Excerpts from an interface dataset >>
--

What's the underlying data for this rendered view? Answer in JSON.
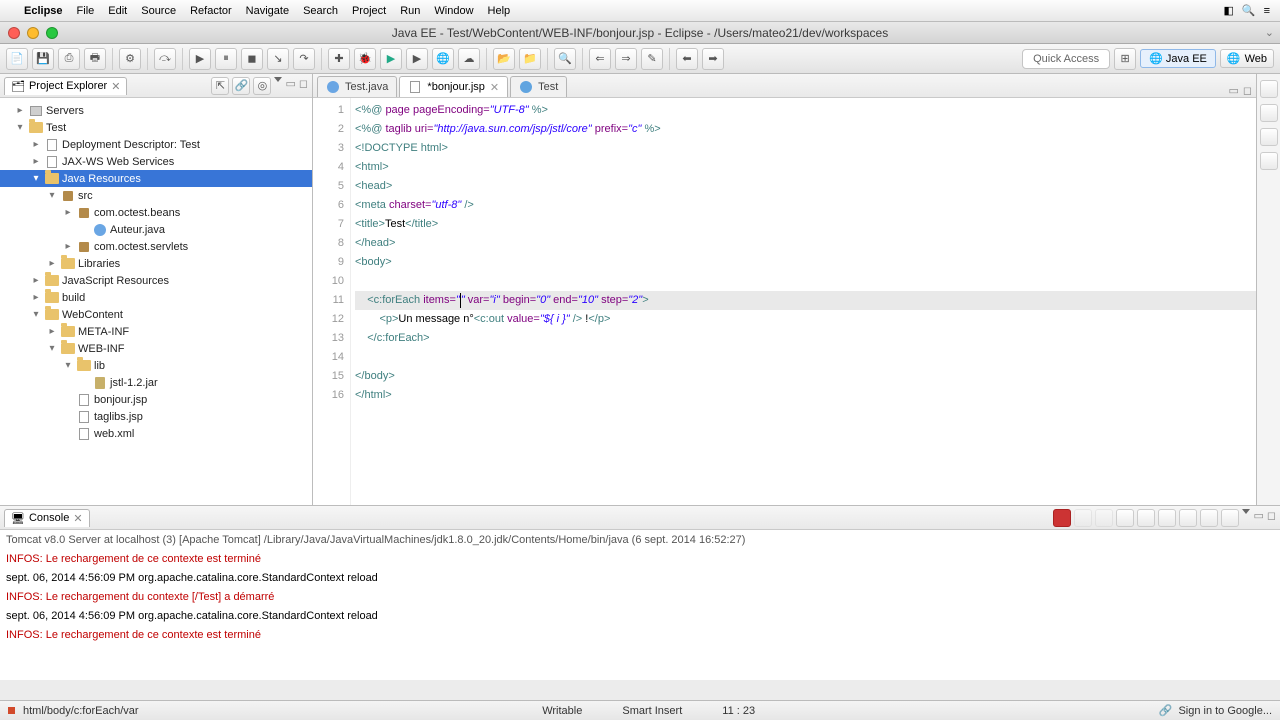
{
  "menubar": {
    "app": "Eclipse",
    "items": [
      "File",
      "Edit",
      "Source",
      "Refactor",
      "Navigate",
      "Search",
      "Project",
      "Run",
      "Window",
      "Help"
    ]
  },
  "window": {
    "title": "Java EE - Test/WebContent/WEB-INF/bonjour.jsp - Eclipse - /Users/mateo21/dev/workspaces"
  },
  "toolbar": {
    "quick_access": "Quick Access",
    "perspective": "Java EE",
    "web": "Web"
  },
  "explorer": {
    "title": "Project Explorer",
    "nodes": [
      {
        "pad": 14,
        "tw": "▸",
        "icon": "srv",
        "label": "Servers"
      },
      {
        "pad": 14,
        "tw": "▾",
        "icon": "folder",
        "label": "Test"
      },
      {
        "pad": 30,
        "tw": "▸",
        "icon": "file",
        "label": "Deployment Descriptor: Test"
      },
      {
        "pad": 30,
        "tw": "▸",
        "icon": "file",
        "label": "JAX-WS Web Services"
      },
      {
        "pad": 30,
        "tw": "▾",
        "icon": "folder",
        "label": "Java Resources",
        "sel": true
      },
      {
        "pad": 46,
        "tw": "▾",
        "icon": "pkg",
        "label": "src"
      },
      {
        "pad": 62,
        "tw": "▸",
        "icon": "pkg",
        "label": "com.octest.beans"
      },
      {
        "pad": 78,
        "tw": "",
        "icon": "java",
        "label": "Auteur.java"
      },
      {
        "pad": 62,
        "tw": "▸",
        "icon": "pkg",
        "label": "com.octest.servlets"
      },
      {
        "pad": 46,
        "tw": "▸",
        "icon": "folder",
        "label": "Libraries"
      },
      {
        "pad": 30,
        "tw": "▸",
        "icon": "folder",
        "label": "JavaScript Resources"
      },
      {
        "pad": 30,
        "tw": "▸",
        "icon": "folder",
        "label": "build"
      },
      {
        "pad": 30,
        "tw": "▾",
        "icon": "folder",
        "label": "WebContent"
      },
      {
        "pad": 46,
        "tw": "▸",
        "icon": "folder",
        "label": "META-INF"
      },
      {
        "pad": 46,
        "tw": "▾",
        "icon": "folder",
        "label": "WEB-INF"
      },
      {
        "pad": 62,
        "tw": "▾",
        "icon": "folder",
        "label": "lib"
      },
      {
        "pad": 78,
        "tw": "",
        "icon": "jar",
        "label": "jstl-1.2.jar"
      },
      {
        "pad": 62,
        "tw": "",
        "icon": "file",
        "label": "bonjour.jsp"
      },
      {
        "pad": 62,
        "tw": "",
        "icon": "file",
        "label": "taglibs.jsp"
      },
      {
        "pad": 62,
        "tw": "",
        "icon": "file",
        "label": "web.xml"
      }
    ]
  },
  "editor": {
    "tabs": [
      {
        "label": "Test.java",
        "active": false,
        "dirty": false,
        "icon": "java"
      },
      {
        "label": "*bonjour.jsp",
        "active": true,
        "dirty": true,
        "icon": "file"
      },
      {
        "label": "Test",
        "active": false,
        "dirty": false,
        "icon": "globe"
      }
    ],
    "highlight_line": 11,
    "lines": [
      {
        "n": 1,
        "seg": [
          [
            "t-dir",
            "<%@"
          ],
          [
            "t-txt",
            " "
          ],
          [
            "t-attr",
            "page pageEncoding="
          ],
          [
            "t-str",
            "\"UTF-8\""
          ],
          [
            "t-txt",
            " "
          ],
          [
            "t-dir",
            "%>"
          ]
        ]
      },
      {
        "n": 2,
        "seg": [
          [
            "t-dir",
            "<%@"
          ],
          [
            "t-txt",
            " "
          ],
          [
            "t-attr",
            "taglib uri="
          ],
          [
            "t-str",
            "\"http://java.sun.com/jsp/jstl/core\""
          ],
          [
            "t-txt",
            " "
          ],
          [
            "t-attr",
            "prefix="
          ],
          [
            "t-str",
            "\"c\""
          ],
          [
            "t-txt",
            " "
          ],
          [
            "t-dir",
            "%>"
          ]
        ]
      },
      {
        "n": 3,
        "seg": [
          [
            "t-dir",
            "<!DOCTYPE html>"
          ]
        ]
      },
      {
        "n": 4,
        "seg": [
          [
            "t-dir",
            "<html>"
          ]
        ]
      },
      {
        "n": 5,
        "seg": [
          [
            "t-dir",
            "<head>"
          ]
        ]
      },
      {
        "n": 6,
        "seg": [
          [
            "t-dir",
            "<meta"
          ],
          [
            "t-txt",
            " "
          ],
          [
            "t-attr",
            "charset="
          ],
          [
            "t-str",
            "\"utf-8\""
          ],
          [
            "t-txt",
            " "
          ],
          [
            "t-dir",
            "/>"
          ]
        ]
      },
      {
        "n": 7,
        "seg": [
          [
            "t-dir",
            "<title>"
          ],
          [
            "t-txt",
            "Test"
          ],
          [
            "t-dir",
            "</title>"
          ]
        ]
      },
      {
        "n": 8,
        "seg": [
          [
            "t-dir",
            "</head>"
          ]
        ]
      },
      {
        "n": 9,
        "seg": [
          [
            "t-dir",
            "<body>"
          ]
        ]
      },
      {
        "n": 10,
        "seg": []
      },
      {
        "n": 11,
        "seg": [
          [
            "t-txt",
            "    "
          ],
          [
            "t-dir",
            "<c:forEach"
          ],
          [
            "t-txt",
            " "
          ],
          [
            "t-attr",
            "items="
          ],
          [
            "t-str",
            "\""
          ],
          [
            "caret",
            ""
          ],
          [
            "t-str",
            "\""
          ],
          [
            "t-txt",
            " "
          ],
          [
            "t-attr",
            "var="
          ],
          [
            "t-str",
            "\"i\""
          ],
          [
            "t-txt",
            " "
          ],
          [
            "t-attr",
            "begin="
          ],
          [
            "t-str",
            "\"0\""
          ],
          [
            "t-txt",
            " "
          ],
          [
            "t-attr",
            "end="
          ],
          [
            "t-str",
            "\"10\""
          ],
          [
            "t-txt",
            " "
          ],
          [
            "t-attr",
            "step="
          ],
          [
            "t-str",
            "\"2\""
          ],
          [
            "t-dir",
            ">"
          ]
        ]
      },
      {
        "n": 12,
        "seg": [
          [
            "t-txt",
            "        "
          ],
          [
            "t-dir",
            "<p>"
          ],
          [
            "t-txt",
            "Un message n°"
          ],
          [
            "t-dir",
            "<c:out"
          ],
          [
            "t-txt",
            " "
          ],
          [
            "t-attr",
            "value="
          ],
          [
            "t-str",
            "\"${ i }\""
          ],
          [
            "t-txt",
            " "
          ],
          [
            "t-dir",
            "/>"
          ],
          [
            "t-txt",
            " !"
          ],
          [
            "t-dir",
            "</p>"
          ]
        ]
      },
      {
        "n": 13,
        "seg": [
          [
            "t-txt",
            "    "
          ],
          [
            "t-dir",
            "</c:forEach>"
          ]
        ]
      },
      {
        "n": 14,
        "seg": []
      },
      {
        "n": 15,
        "seg": [
          [
            "t-dir",
            "</body>"
          ]
        ]
      },
      {
        "n": 16,
        "seg": [
          [
            "t-dir",
            "</html>"
          ]
        ]
      }
    ]
  },
  "console": {
    "title": "Console",
    "subtitle": "Tomcat v8.0 Server at localhost (3) [Apache Tomcat] /Library/Java/JavaVirtualMachines/jdk1.8.0_20.jdk/Contents/Home/bin/java (6 sept. 2014 16:52:27)",
    "lines": [
      {
        "cls": "info",
        "text": "INFOS: Le rechargement de ce contexte est terminé"
      },
      {
        "cls": "plain",
        "text": "sept. 06, 2014 4:56:09 PM org.apache.catalina.core.StandardContext reload"
      },
      {
        "cls": "info",
        "text": "INFOS: Le rechargement du contexte [/Test] a démarré"
      },
      {
        "cls": "plain",
        "text": "sept. 06, 2014 4:56:09 PM org.apache.catalina.core.StandardContext reload"
      },
      {
        "cls": "info",
        "text": "INFOS: Le rechargement de ce contexte est terminé"
      }
    ]
  },
  "status": {
    "path": "html/body/c:forEach/var",
    "writable": "Writable",
    "insert": "Smart Insert",
    "pos": "11 : 23",
    "signin": "Sign in to Google..."
  }
}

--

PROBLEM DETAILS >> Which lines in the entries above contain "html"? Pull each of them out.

RESPONSE AREA >>
            "<!DOCTYPE html>"
            "<html>"
            "</html>"
    "path": "html/body/c:forEach/var",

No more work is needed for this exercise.